What you should do: The task calls for each line of the records below in which the word "settings" appears.

Records from a data source
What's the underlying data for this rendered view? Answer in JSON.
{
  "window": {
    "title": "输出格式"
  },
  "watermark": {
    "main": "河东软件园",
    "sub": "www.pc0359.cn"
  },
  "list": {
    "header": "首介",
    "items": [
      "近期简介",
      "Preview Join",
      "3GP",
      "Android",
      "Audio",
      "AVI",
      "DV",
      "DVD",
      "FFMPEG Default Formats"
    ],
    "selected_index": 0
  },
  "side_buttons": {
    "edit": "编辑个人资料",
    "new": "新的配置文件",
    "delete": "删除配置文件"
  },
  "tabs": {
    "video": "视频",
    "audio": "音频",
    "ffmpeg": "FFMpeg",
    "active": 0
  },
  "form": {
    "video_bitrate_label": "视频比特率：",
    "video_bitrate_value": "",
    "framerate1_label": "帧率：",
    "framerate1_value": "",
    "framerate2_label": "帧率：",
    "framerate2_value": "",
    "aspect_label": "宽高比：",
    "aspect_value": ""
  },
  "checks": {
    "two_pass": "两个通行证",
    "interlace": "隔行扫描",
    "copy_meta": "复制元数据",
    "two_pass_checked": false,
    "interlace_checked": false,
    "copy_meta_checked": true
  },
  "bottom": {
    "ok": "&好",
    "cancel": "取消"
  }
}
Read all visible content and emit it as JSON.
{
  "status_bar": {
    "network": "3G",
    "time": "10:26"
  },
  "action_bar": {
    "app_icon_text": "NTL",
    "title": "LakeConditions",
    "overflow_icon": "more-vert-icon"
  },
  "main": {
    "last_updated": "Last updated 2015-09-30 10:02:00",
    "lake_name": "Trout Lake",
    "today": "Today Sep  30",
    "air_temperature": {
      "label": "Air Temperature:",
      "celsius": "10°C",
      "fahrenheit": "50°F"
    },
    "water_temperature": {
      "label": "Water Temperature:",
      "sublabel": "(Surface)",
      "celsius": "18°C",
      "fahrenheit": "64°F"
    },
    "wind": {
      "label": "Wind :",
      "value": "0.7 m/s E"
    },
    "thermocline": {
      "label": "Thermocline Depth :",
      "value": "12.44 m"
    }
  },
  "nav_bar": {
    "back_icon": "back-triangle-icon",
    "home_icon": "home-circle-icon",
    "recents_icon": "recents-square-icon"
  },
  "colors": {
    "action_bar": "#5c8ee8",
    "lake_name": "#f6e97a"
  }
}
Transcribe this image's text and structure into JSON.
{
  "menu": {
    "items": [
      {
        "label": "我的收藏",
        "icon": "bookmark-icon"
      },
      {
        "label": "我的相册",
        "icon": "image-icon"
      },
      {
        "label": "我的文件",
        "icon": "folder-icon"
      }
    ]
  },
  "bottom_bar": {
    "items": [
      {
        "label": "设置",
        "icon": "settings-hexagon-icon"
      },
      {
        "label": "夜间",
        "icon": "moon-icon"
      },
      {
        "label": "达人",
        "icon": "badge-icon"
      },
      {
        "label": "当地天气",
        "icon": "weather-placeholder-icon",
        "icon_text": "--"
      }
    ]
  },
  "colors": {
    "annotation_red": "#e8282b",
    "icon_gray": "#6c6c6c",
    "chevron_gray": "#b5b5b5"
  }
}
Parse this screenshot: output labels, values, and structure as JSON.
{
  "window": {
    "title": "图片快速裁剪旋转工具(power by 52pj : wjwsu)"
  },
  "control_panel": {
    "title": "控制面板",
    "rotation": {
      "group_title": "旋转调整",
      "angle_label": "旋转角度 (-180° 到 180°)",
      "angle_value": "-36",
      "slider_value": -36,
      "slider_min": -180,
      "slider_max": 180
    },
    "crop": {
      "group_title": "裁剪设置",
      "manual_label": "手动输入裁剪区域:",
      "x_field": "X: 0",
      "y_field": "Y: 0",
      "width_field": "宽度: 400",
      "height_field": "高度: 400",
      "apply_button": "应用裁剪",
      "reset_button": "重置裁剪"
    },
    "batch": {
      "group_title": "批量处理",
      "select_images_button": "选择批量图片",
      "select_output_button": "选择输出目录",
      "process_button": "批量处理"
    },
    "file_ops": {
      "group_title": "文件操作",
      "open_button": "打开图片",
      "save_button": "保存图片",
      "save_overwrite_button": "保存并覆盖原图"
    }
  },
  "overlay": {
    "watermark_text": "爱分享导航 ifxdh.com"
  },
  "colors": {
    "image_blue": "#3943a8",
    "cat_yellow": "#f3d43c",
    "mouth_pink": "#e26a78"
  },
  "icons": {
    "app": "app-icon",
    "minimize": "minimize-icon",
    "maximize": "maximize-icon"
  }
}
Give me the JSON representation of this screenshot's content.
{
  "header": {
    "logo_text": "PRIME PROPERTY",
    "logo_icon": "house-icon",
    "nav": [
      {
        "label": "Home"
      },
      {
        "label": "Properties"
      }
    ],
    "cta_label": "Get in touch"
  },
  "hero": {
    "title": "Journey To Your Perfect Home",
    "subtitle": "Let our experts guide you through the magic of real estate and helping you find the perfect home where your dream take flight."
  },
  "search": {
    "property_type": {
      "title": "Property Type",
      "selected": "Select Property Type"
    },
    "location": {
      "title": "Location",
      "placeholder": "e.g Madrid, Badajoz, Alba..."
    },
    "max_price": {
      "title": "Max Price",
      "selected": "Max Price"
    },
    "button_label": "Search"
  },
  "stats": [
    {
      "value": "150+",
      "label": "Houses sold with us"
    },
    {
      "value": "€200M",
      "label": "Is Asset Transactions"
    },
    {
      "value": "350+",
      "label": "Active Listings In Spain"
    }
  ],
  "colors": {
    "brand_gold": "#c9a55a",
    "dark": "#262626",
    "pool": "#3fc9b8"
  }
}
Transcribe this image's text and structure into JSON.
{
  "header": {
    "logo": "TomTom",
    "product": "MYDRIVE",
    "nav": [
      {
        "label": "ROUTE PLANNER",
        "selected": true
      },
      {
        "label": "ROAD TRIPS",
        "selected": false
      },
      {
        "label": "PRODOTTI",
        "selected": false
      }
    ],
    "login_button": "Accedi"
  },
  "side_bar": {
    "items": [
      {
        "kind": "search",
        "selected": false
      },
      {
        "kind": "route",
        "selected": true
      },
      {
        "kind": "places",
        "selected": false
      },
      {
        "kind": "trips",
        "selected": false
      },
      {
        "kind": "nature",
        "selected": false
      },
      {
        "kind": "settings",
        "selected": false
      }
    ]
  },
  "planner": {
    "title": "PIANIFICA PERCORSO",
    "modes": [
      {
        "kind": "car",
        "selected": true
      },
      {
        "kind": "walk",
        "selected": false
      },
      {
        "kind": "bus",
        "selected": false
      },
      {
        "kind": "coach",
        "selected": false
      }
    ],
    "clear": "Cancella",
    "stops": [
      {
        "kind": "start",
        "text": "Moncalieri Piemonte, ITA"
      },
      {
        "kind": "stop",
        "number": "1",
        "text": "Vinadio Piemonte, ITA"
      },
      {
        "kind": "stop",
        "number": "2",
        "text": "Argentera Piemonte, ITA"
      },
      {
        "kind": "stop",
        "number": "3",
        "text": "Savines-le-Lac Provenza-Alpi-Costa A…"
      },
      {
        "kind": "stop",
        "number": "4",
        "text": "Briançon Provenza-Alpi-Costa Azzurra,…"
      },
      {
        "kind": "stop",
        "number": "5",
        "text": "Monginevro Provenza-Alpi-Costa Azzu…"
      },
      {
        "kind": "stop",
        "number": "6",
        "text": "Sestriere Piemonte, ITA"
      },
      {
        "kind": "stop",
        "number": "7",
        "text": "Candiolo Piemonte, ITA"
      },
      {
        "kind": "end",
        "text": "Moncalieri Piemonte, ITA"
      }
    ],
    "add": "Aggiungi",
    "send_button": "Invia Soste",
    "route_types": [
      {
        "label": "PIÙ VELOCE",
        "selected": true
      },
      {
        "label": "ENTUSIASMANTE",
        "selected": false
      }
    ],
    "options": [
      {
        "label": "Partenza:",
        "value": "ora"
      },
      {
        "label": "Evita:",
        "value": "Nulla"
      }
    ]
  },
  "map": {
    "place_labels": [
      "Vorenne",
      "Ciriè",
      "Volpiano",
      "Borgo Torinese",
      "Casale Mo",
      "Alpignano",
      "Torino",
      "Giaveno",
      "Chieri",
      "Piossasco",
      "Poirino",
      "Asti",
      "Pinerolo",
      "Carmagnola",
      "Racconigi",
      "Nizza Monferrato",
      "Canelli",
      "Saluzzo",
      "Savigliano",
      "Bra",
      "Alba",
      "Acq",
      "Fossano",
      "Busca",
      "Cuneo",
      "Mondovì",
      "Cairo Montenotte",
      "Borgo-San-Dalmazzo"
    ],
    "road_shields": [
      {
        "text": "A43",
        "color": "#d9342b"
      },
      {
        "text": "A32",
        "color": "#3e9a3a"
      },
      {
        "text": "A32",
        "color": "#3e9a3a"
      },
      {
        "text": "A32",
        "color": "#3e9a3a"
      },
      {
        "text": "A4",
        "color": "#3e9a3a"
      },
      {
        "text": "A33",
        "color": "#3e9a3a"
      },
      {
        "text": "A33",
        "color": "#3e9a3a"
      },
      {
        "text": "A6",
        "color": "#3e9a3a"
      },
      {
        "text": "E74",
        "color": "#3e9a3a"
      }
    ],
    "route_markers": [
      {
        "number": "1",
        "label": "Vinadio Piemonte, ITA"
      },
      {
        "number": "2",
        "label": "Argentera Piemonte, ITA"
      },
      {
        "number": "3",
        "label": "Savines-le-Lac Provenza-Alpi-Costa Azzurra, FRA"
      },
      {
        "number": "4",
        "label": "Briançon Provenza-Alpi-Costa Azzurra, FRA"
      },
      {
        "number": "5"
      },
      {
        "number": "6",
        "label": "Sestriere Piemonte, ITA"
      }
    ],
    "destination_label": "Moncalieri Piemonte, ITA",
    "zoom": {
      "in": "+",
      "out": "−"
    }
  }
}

Result for this task:
        "icon": "settings-hexagon-icon"
        "kind": "settings",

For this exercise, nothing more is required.